As difficult as that was, there are other factors that should go into that decision, he argues.

Each year out of work can cost a family significantly more than three times a parent’s annual salary in lifetime income.

When a parent stays home to care for a child, they lose not only their income but also retirement savings, opportunities for career advancement, and pay raises. Over time, this can really add up. In fact, according to a report authored by Madowitz and his colleagues at the Center for American Progress, “each year out of work can cost a family significantly more than three times a parent’s annual salary in lifetime income.”

Madowitz developed a calculator to help families see how much it actually costs to take time off to care for their children.

For example, imagine a woman who has her first baby at 26 years old, the average age of a first-time mother in the United States, and quits her job that pays $44,000 a year to stay home with her children for five years.
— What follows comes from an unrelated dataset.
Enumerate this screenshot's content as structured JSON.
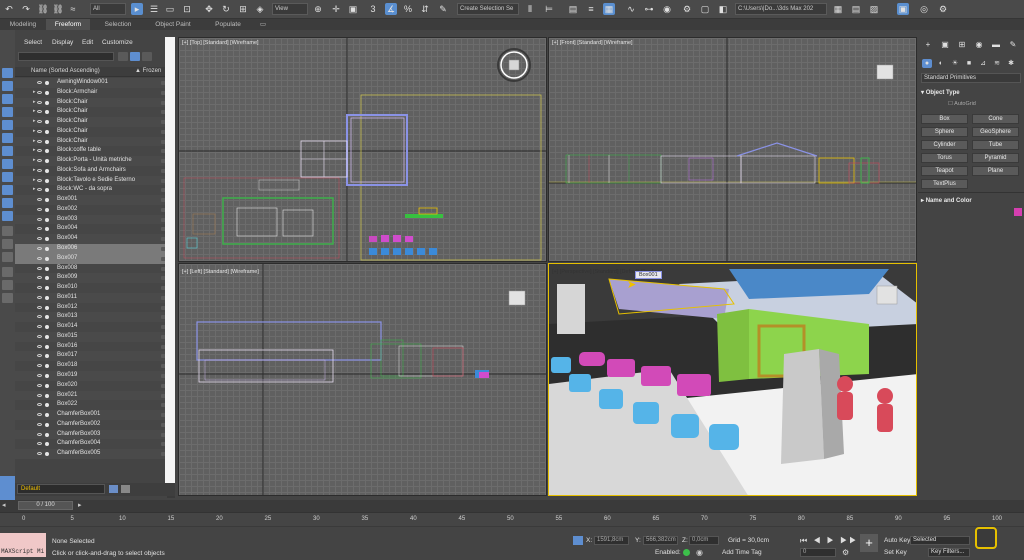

In the first five years, she obviously will forgo $220,000 in immediate income, but over her lifetime, she’ll lose over $700,000 in lost wages, lost wage growth, and lost retirement savings.

“If interrupting a career to care for a child jeopardizes a parent’s retirement or means that a family cannot afford to send a child to college without borrowing heavily, this parental care is anything but free,” Madowitz and his colleagues wrote.

Investing in yourself might be the best way to manage the short-term stress for the long-term benefits.

The US Department of Health and Human Services classifies childcare as affordable if it costs less than 10 percent of a family’s income. (Though this may be an unrealistic guideline: the Economic Policy Institute found that Louisiana is the only state where this is even possible for families.) Nonetheless, Madowitz’s findings suggest that—assuming you have the desire and the choice to go back to work—it might actually make financial sense to spend an even larger portion of your income on childcare.

Of course, Madowitz points out, the benefits of returning to work are spread out over decades, while the costs of childcare must be paid upfront. This puts many families in a very difficult situation. Do they try to manage the short-term financial stress for the long-term benefits?

Clearly, this is not even an option for some families. For the increasing number of single-parent families, “staying home to raise one’s children is just not a feasible alternative,” said Sandra Black, professor of economics at the University of Texas at Austin. “High childcare costs force these women to choose lower quality options, which research has shown is not good for the children.”

More affordable childcare, and therefore more women in the workplace, will not only help individual families but the whole economy, economists argue.

Since 1990, the United States has seen a decline in women’s labor force participation compared with other countries. In a survey of 22 industrialized countries, the U.S. fell from 6th to 17th in the proportion of working women. Researchers estimated that this was due in part to the United States’ relative lack of family-friendly policies, including paid maternity leave and affordable childcare. A 2015 study by the US Department of Labor found that if American women worked at the same rate as women in Canada or Germany, countries with more family-friendly economic policies, there would be five million more women in the workforce, translating to an additional $500 billion in GDP.

As Angel Gurría, secretary-general of the Organization for Economic Cooperation and Development once said, “women are the most underutilized economic asset in the world.”

All of which, I must say, helps alleviate some of the guilt I’ve felt over my choice to go back to work in my barely break-even situation. Despite the near-term strain, I’m investing in myself, in my career, and in my—and my family’s—financial future. I’m playing the long game.

Liz Savage is a freelance writer and editor. She lives in San Francisco with her husband and two children.